What you are asked to do:
The expected output is each line in the data below that includes the string "Blue".

= = =

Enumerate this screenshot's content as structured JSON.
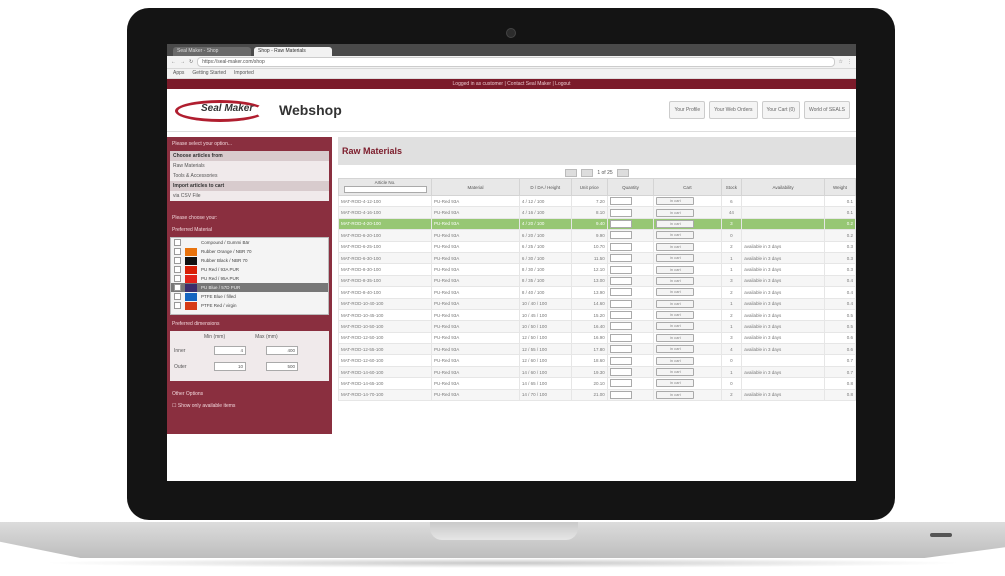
{
  "browser": {
    "tabs": [
      {
        "label": "Seal Maker - Shop"
      },
      {
        "label": "Shop - Raw Materials"
      }
    ],
    "url": "https://seal-maker.com/shop",
    "bookmarks": [
      {
        "label": "Apps"
      },
      {
        "label": "Getting Started"
      },
      {
        "label": "Imported"
      }
    ]
  },
  "site": {
    "top_notice": "Logged in as customer | Contact Seal Maker | Logout",
    "logo_text": "Seal Maker",
    "title": "Webshop",
    "header_buttons": [
      {
        "label": "Your Profile"
      },
      {
        "label": "Your Web Orders"
      },
      {
        "label": "Your Cart (0)"
      },
      {
        "label": "World of SEALS"
      }
    ]
  },
  "sidebar": {
    "options_header": "Please select your option...",
    "choose_title": "Choose articles from",
    "choose_links": [
      "Raw Materials",
      "Tools & Accessories"
    ],
    "import_title": "Import articles to cart",
    "import_links": [
      "via CSV File"
    ],
    "choose_header": "Please choose your:",
    "preferred_material": "Preferred Material",
    "materials": [
      {
        "name": "Compound / Gummi Bär",
        "color": "#f4f4f4"
      },
      {
        "name": "Rubber Orange / NBR 70",
        "color": "#e8720c"
      },
      {
        "name": "Rubber Black / NBR 70",
        "color": "#111111"
      },
      {
        "name": "PU Red / 93A PUR",
        "color": "#d81e05"
      },
      {
        "name": "PU Red / 95A PUR",
        "color": "#e2231a"
      },
      {
        "name": "PU Blue / 57D PUR",
        "color": "#3b2d6b"
      },
      {
        "name": "PTFE Blue / filled",
        "color": "#1565c0"
      },
      {
        "name": "PTFE Red / virgin",
        "color": "#d63b16"
      }
    ],
    "dimensions_header": "Preferred dimensions",
    "dim_from": "Min (mm)",
    "dim_to": "Max (mm)",
    "dim_rows": [
      {
        "label": "Inner",
        "min": "4",
        "max": "400"
      },
      {
        "label": "Outer",
        "min": "10",
        "max": "500"
      }
    ],
    "other_header": "Other Options",
    "other_option": "Show only available items"
  },
  "main": {
    "title": "Raw Materials",
    "pager": "1 of 25",
    "columns": [
      "Article No.",
      "Material",
      "D / DA / Height",
      "Unit price",
      "Quantity",
      "Cart",
      "Stock",
      "Availability",
      "Weight"
    ],
    "rows": [
      {
        "art": "MAT-ROD-4-12-100",
        "mat": "PU-Red 93A",
        "dim": "4 / 12 / 100",
        "price": "7.20",
        "stock": "6",
        "avail": "",
        "wt": "0.1"
      },
      {
        "art": "MAT-ROD-4-16-100",
        "mat": "PU-Red 93A",
        "dim": "4 / 16 / 100",
        "price": "8.10",
        "stock": "44",
        "avail": "",
        "wt": "0.1"
      },
      {
        "art": "MAT-ROD-4-20-100",
        "mat": "PU-Red 93A",
        "dim": "4 / 20 / 100",
        "price": "9.40",
        "stock": "3",
        "avail": "",
        "wt": "0.2"
      },
      {
        "art": "MAT-ROD-6-20-100",
        "mat": "PU-Red 93A",
        "dim": "6 / 20 / 100",
        "price": "9.90",
        "stock": "0",
        "avail": "",
        "wt": "0.2"
      },
      {
        "art": "MAT-ROD-6-25-100",
        "mat": "PU-Red 93A",
        "dim": "6 / 25 / 100",
        "price": "10.70",
        "stock": "2",
        "avail": "available in 3 days",
        "wt": "0.3"
      },
      {
        "art": "MAT-ROD-6-30-100",
        "mat": "PU-Red 93A",
        "dim": "6 / 30 / 100",
        "price": "11.50",
        "stock": "1",
        "avail": "available in 3 days",
        "wt": "0.3"
      },
      {
        "art": "MAT-ROD-8-30-100",
        "mat": "PU-Red 93A",
        "dim": "8 / 30 / 100",
        "price": "12.10",
        "stock": "1",
        "avail": "available in 3 days",
        "wt": "0.3"
      },
      {
        "art": "MAT-ROD-8-35-100",
        "mat": "PU-Red 93A",
        "dim": "8 / 35 / 100",
        "price": "13.00",
        "stock": "3",
        "avail": "available in 3 days",
        "wt": "0.4"
      },
      {
        "art": "MAT-ROD-8-40-100",
        "mat": "PU-Red 93A",
        "dim": "8 / 40 / 100",
        "price": "13.90",
        "stock": "2",
        "avail": "available in 3 days",
        "wt": "0.4"
      },
      {
        "art": "MAT-ROD-10-40-100",
        "mat": "PU-Red 93A",
        "dim": "10 / 40 / 100",
        "price": "14.60",
        "stock": "1",
        "avail": "available in 3 days",
        "wt": "0.4"
      },
      {
        "art": "MAT-ROD-10-45-100",
        "mat": "PU-Red 93A",
        "dim": "10 / 45 / 100",
        "price": "15.20",
        "stock": "2",
        "avail": "available in 3 days",
        "wt": "0.5"
      },
      {
        "art": "MAT-ROD-10-50-100",
        "mat": "PU-Red 93A",
        "dim": "10 / 50 / 100",
        "price": "16.40",
        "stock": "1",
        "avail": "available in 3 days",
        "wt": "0.5"
      },
      {
        "art": "MAT-ROD-12-50-100",
        "mat": "PU-Red 93A",
        "dim": "12 / 50 / 100",
        "price": "16.90",
        "stock": "3",
        "avail": "available in 3 days",
        "wt": "0.6"
      },
      {
        "art": "MAT-ROD-12-55-100",
        "mat": "PU-Red 93A",
        "dim": "12 / 55 / 100",
        "price": "17.80",
        "stock": "4",
        "avail": "available in 3 days",
        "wt": "0.6"
      },
      {
        "art": "MAT-ROD-12-60-100",
        "mat": "PU-Red 93A",
        "dim": "12 / 60 / 100",
        "price": "18.60",
        "stock": "0",
        "avail": "",
        "wt": "0.7"
      },
      {
        "art": "MAT-ROD-14-60-100",
        "mat": "PU-Red 93A",
        "dim": "14 / 60 / 100",
        "price": "19.30",
        "stock": "1",
        "avail": "available in 3 days",
        "wt": "0.7"
      },
      {
        "art": "MAT-ROD-14-65-100",
        "mat": "PU-Red 93A",
        "dim": "14 / 65 / 100",
        "price": "20.10",
        "stock": "0",
        "avail": "",
        "wt": "0.8"
      },
      {
        "art": "MAT-ROD-14-70-100",
        "mat": "PU-Red 93A",
        "dim": "14 / 70 / 100",
        "price": "21.00",
        "stock": "2",
        "avail": "available in 3 days",
        "wt": "0.8"
      }
    ],
    "highlighted_row": 2,
    "add_label": "in cart",
    "colors": {
      "accent": "#7b1b2a",
      "highlight": "#97c774",
      "sidebar": "#8a2f3f"
    }
  }
}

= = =

Result of this task:
        "name": "PU Blue / 57D PUR",
        "name": "PTFE Blue / filled",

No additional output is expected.